Man, the sound of the words rookie sleeper pitcher just makes my skin crawl. Prospect and rookie hitters are so much more exciting to own, and just as fun to write about. Pitchers, on the other hand, not..so..moooouch. Outside of the top 100 type guys, I typically stay away from spec arms in leagues of all shapes and sizes. Increasingly, over the past few seasons, some what unheralded starters and relievers have come from nowhere and made an impact in deeper leagues and dynasty’s. So to round out our rookie sleeper posts for the pre-season, we’re going to dive into some of the off the radar arms that should reach their rookie limits this season. Just to be clear, we’re not talking about Giolito, Urias, Berrios, Snell, Glasnow, etc. You should know those guys, if you don’t, go back and read my previous posts. BTW….you should know those guys. Rookie sleepers for 2016 fantasy baseball, this time with 113% less The Band and Da Band mix ups. Seriously, I was getting attacked in the comments and on Twitter, and all over a silly definite article mixup. Is Da a definite article?

Please, blog, may I have some more?

atlanta-braves-logo

Welcome to the 2016 Razzball Team Previews! You’ll find everything you need to know about each team to get yourself ready for the upcoming fantasy baseball season. And I mean everything, folks. We’ve got line-ups, charts, Slurpees, lube, a guide for beginner electricians, and even a cactus! Well, that’s a lie. That’s what Jay had last year sitting in front of him. This year? Um…a little less lube? Take that as you will. But hey, we’ve got teams to preview and questions to ask, so let’s hop to it. We a very special guest for this post…Brad Rowland, to provide his take on what the team has in store this season. Now enough rambling, let’s see what 2016 holds for the Atlanta Braves!

Note: Want to take on [email protected] in the Razzball Commenter Leagues? Join here!

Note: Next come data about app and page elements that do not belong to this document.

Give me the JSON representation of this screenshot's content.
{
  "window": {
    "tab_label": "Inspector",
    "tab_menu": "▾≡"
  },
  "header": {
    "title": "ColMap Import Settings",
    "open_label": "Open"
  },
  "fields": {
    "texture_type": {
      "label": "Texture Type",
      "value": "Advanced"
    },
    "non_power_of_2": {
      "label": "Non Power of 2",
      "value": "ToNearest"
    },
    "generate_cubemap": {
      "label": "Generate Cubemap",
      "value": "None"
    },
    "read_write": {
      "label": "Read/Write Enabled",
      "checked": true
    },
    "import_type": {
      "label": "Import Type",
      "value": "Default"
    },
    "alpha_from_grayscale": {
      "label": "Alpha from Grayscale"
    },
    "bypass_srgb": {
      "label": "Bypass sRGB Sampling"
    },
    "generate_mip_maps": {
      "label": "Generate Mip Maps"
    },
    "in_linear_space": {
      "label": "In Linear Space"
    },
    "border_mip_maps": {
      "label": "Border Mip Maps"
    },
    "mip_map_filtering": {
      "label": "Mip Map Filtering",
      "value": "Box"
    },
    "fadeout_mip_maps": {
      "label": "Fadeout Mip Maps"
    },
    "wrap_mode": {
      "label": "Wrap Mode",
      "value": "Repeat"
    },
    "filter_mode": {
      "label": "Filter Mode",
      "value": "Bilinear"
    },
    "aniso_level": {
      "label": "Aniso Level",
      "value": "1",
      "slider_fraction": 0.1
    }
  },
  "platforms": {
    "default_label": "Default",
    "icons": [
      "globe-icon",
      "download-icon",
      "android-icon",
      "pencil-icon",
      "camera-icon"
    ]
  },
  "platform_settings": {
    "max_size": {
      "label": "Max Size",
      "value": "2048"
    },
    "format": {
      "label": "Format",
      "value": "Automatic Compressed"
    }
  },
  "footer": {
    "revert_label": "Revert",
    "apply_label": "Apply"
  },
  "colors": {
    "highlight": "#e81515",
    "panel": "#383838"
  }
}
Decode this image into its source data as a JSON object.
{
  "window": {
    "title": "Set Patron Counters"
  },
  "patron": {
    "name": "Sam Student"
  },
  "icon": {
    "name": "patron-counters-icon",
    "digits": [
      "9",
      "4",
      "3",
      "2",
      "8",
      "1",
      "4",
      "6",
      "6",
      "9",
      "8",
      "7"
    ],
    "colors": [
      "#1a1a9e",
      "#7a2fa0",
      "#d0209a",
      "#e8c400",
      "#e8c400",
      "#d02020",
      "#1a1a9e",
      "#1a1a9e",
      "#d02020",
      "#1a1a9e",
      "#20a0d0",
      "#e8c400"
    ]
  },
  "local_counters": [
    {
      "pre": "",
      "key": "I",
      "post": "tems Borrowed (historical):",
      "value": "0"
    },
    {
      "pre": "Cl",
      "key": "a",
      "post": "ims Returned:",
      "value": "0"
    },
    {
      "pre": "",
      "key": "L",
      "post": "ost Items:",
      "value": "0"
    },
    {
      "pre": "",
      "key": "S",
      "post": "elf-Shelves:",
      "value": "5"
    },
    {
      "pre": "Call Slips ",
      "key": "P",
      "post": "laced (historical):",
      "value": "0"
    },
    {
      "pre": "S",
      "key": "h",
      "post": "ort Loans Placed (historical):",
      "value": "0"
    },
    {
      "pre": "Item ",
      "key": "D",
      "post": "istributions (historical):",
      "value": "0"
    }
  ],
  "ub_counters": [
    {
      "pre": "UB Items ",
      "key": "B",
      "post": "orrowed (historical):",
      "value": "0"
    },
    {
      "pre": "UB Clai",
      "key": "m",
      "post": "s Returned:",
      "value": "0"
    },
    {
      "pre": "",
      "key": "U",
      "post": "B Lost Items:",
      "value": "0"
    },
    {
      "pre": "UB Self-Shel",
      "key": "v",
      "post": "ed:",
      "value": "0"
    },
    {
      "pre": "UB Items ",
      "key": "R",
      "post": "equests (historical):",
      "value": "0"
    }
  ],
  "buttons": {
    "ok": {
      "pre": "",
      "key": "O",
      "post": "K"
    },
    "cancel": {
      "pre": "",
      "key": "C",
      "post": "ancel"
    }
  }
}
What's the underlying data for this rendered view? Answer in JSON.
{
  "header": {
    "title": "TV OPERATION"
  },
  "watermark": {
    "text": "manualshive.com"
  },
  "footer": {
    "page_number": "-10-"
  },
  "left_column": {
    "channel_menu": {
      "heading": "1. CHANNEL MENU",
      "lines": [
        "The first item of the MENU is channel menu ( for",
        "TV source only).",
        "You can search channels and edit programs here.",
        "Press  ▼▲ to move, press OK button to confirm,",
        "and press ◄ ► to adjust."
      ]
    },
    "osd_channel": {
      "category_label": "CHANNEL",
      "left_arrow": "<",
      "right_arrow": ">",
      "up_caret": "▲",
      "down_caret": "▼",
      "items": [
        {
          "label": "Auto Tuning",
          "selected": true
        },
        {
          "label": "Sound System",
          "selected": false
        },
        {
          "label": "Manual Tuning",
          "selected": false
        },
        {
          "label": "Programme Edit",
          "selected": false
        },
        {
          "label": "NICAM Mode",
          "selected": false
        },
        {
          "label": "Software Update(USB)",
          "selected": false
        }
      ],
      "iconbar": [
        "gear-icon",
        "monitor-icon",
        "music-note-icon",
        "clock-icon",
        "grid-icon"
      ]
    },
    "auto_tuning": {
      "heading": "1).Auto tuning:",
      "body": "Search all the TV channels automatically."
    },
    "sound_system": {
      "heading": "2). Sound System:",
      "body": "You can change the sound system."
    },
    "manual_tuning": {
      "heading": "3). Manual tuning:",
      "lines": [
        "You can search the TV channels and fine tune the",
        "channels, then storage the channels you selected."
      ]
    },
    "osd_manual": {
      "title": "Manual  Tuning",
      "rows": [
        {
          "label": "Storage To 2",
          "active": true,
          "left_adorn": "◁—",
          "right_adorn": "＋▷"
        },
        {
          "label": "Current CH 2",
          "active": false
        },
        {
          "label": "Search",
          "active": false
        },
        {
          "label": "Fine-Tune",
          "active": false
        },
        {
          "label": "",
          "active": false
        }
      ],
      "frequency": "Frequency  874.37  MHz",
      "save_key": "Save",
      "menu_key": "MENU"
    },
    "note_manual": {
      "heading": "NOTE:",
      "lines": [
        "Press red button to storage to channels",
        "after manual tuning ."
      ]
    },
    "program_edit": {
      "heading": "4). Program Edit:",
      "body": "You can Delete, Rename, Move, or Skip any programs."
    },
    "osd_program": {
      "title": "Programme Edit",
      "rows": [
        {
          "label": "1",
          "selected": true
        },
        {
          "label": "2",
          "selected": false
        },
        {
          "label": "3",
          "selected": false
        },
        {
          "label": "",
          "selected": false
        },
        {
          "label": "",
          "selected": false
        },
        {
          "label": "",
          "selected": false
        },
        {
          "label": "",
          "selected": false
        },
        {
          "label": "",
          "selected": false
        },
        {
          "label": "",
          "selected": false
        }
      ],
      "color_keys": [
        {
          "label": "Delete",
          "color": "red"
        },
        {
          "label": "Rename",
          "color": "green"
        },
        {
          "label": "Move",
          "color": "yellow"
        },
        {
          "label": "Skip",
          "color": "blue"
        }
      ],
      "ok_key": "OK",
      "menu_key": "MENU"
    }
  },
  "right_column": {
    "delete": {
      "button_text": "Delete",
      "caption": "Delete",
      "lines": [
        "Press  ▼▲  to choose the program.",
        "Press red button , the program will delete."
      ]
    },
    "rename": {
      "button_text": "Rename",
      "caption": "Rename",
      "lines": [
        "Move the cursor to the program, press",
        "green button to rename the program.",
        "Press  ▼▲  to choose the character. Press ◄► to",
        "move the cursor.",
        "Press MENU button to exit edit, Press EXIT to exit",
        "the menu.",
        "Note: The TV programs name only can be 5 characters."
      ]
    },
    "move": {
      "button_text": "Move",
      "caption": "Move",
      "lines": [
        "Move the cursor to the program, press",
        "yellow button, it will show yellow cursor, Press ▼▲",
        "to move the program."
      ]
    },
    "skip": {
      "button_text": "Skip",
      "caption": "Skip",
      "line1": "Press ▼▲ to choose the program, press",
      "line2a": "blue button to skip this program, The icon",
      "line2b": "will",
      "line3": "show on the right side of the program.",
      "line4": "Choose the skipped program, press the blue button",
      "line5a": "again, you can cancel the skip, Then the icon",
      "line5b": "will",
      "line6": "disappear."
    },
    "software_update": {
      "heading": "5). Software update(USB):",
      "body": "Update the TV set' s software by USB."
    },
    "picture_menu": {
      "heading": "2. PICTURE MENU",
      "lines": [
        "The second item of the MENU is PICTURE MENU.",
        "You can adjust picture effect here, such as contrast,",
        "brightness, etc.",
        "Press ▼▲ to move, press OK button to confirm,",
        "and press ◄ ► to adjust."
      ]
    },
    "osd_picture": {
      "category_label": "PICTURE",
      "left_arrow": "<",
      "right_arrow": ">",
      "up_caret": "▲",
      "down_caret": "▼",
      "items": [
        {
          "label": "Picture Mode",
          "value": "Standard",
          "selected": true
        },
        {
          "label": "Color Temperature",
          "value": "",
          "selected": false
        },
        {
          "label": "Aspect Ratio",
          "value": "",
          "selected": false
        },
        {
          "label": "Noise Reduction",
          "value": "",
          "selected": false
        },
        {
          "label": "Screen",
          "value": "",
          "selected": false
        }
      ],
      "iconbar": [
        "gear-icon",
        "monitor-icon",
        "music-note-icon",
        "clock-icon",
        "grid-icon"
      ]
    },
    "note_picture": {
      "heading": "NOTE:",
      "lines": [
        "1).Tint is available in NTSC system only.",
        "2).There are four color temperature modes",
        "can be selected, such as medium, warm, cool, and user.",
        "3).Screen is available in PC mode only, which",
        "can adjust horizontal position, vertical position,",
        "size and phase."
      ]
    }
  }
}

Please, blog, may I have some more?

The Braves are in a rebuilding period, and after a few trades their farm looks a lot different than it did at this time last year. Mike Foltynewicz, Williams Perez, Jace Peterson, Adonis Garcia, and Matt Wisler all surfaced in the majors with mixed results. In one of the more surprising moves, Atlanta took on Cuban import Hector Olivera from the Dodgers as part of a much larger deal that included Alex Wood and Jose Peraza. Peraza would have easily topped this year’s list, and while Olivera is a very good prospect in his own right, the initial reaction to the trade was confusion. 2016 will be a continuation of the rebuild, and the Braves can add another premium prospect with the third overall pick in the draft.

Please, blog, may I have some more?

Yesterday, Chris Coghlan went full Ivan Drago on Jung-ho Kang‘s knee, taking him out in a hard slide.  Kang is now done for the year, and could miss a month of next season, with a torn MCL.  That’s not the year 1150, if any Romans are reading this.  He also has a fractured fibia.  Coghlan should not be allowed to wear that Iron Mike Sharpe knee pad.  Things couldn’t be much worse for the Pirates, who will now rely on Jordache Mercer (full name).  Kang’s agent said, “It is unfortunate that what would be considered heads up baseball would cause such a serious injury.  That said, Coghlan was playing the game the way it should be played.”  Doesn’t that sound backhanded?  Like, “It’s a shame we allow 85-year-old people to drive, but that’s the law and thanks for crashing into my car.”  Anyway, here’s what else I saw yesterday in fantasy baseball:

Please, blog, may I have some more?